(iii) From assets transferreddirectly or indirectly to the wife by the husband otherwise than for adequateconsideration or in connection with an agreement to live apart;'
8. The section takes into account not only transference of assets madedirectly but also made indirectly. It is impossible to state here what sortsare covered by the word 'indirectly', because such transfers may be made indifferent ways.
9. It is argued that the first requisite of the section is that the assetsmust be those of the husband and that is not the case here. It is true that thesection says that the assets must be those of the husband, but it does not meanthat the same assets should reach the wife. It may be that the assets in thecourse of being transferred, may be changed deliberately into assets of a likevalue of another person, as has happened in the present case. A chain oftransfers, if not comprehended by the word 'indirectly' would easily defeat theobject of the law which is to tax the income of the wife in the hands of thehusband, if the income of the wife arises to her from assets transferred by thehusband. The present case is an admirable instance of how indirect transferscan be made by substituting the assets of another person who has benefited tothe same or nearly the same extent from assets transferred to him by thehusband.
10. It is next contended that even if chain transactions be included, then,unless there is consideration for the transfer by the husband, each transfermust be regarded as independent, and in the present case, the Department hasnot proved that the transfers by the son to the mother and by the father-in lawto his daughter-in-law were made as consideration for each other. We do notagree. It is not necessary that there should be consideration in the technicalsense. If the two transfers are inter-connected and are parts of the sametransaction in such a way that it can be said that the circuitous method hasbeen adopted as a device to evade implications of this section, the case willfall within the section. In this case, the device is palpable and the twotransfers are so intimately connected that they cannot but be regarded as partsof single transaction. It has not been successfully explained why the father-inlaw made such a big, gift to his daughter-in-law on the occasion of Diwali andwhy the son made a belated gift, equally big, to his mother on the occasion ofher birthday which took place several months before. These two gifts match eachother as regards the amount. The High Court overlooked the clear implication ofthese fact as also the implication of the fact that though the three purchaserswere to get one-third share each, Mrs. C. M. Kothari paid Rs. 200 more than theother two and that each of the ladies re-paid the share of earnest money borneby their respective husbands. An intimate connection between the twotransactions, which were prima facie separate, is thus clearly established andthey attract the words of the section, namely, 'transferred directly ofindirectly to the wife'.

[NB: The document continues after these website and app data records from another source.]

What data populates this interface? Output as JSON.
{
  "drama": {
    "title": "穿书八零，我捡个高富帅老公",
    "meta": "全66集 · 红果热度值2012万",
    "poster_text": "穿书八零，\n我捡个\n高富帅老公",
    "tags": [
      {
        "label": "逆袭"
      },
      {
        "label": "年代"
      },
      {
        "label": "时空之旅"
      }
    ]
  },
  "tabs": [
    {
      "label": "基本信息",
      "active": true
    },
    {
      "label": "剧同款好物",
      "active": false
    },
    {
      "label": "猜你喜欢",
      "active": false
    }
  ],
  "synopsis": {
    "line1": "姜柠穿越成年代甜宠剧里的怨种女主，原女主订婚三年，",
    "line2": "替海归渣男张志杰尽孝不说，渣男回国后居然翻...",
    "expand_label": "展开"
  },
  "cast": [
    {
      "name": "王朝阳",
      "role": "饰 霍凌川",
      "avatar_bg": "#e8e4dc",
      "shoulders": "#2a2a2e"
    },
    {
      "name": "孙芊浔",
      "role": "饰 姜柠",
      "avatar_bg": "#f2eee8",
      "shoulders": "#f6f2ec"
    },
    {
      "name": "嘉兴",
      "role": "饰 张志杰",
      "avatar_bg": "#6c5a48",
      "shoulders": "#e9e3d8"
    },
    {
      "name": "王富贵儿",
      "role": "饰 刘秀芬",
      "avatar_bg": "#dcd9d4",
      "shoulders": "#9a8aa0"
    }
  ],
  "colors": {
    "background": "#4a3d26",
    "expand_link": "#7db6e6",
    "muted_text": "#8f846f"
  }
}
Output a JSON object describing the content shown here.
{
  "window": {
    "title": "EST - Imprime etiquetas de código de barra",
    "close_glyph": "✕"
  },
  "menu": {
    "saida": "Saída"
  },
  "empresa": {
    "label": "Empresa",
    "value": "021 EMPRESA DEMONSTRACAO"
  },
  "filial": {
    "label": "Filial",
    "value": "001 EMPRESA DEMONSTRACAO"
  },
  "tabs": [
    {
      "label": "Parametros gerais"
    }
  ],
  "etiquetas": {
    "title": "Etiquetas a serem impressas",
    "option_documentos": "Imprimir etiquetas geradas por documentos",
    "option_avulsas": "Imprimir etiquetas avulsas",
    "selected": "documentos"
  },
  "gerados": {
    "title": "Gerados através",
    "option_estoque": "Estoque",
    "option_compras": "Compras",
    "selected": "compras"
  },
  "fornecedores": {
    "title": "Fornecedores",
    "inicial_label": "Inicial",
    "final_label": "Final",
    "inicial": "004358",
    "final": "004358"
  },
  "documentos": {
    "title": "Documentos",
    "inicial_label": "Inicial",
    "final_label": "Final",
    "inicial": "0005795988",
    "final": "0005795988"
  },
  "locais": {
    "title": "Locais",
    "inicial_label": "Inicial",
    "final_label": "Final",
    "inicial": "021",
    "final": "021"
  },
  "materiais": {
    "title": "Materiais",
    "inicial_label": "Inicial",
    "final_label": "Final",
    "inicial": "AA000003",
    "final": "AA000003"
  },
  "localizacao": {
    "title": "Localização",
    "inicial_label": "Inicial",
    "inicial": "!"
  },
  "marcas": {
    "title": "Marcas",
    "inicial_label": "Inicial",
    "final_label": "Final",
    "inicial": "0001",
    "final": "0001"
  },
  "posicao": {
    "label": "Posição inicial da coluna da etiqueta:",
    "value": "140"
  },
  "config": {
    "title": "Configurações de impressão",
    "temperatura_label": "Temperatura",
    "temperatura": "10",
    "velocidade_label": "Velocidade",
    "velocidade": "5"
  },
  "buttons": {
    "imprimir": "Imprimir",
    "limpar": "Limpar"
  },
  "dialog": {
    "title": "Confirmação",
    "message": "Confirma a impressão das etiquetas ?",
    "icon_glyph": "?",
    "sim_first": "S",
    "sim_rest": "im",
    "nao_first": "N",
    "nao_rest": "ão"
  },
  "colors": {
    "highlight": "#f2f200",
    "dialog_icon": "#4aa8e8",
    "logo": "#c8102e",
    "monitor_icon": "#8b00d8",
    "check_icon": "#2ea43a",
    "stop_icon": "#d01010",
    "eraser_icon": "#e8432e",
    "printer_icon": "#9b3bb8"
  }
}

11. In our opinion, the High Court was in error in ignoring these pertinentmatters. The High Court also overlooked the fact that the purchase of the houseat first was intended to be in the names of three partners of the firm. Noevidence was tendered why there was a sudden change. It is difficult to see whythe ladies were named as the vendees if they did not have sufficient funds oftheir own. They could only buy the property if some one gave them the money. Itis reasonable to infer from the facts that before the respective husbands paidthe amounts, they looked up the law and found that the income of the propertywould still be regarded as their own income if they transferred any assets totheir wives. They hit upon the expedient that the son should transfer theassets to his mother, and the father-in-law, to the daughter-in-law, obviouslyfalling to appreciate that the word 'indirectly' is meant to cover such tricks.
12. The appeals must, therefore, succeed. The answer of the High Court isvacated, and the question, answered in the affirmative. The respondent shallbear the costs of these appeals as also the costs in the High Court. One hearingfee.
13. Appeals allowed.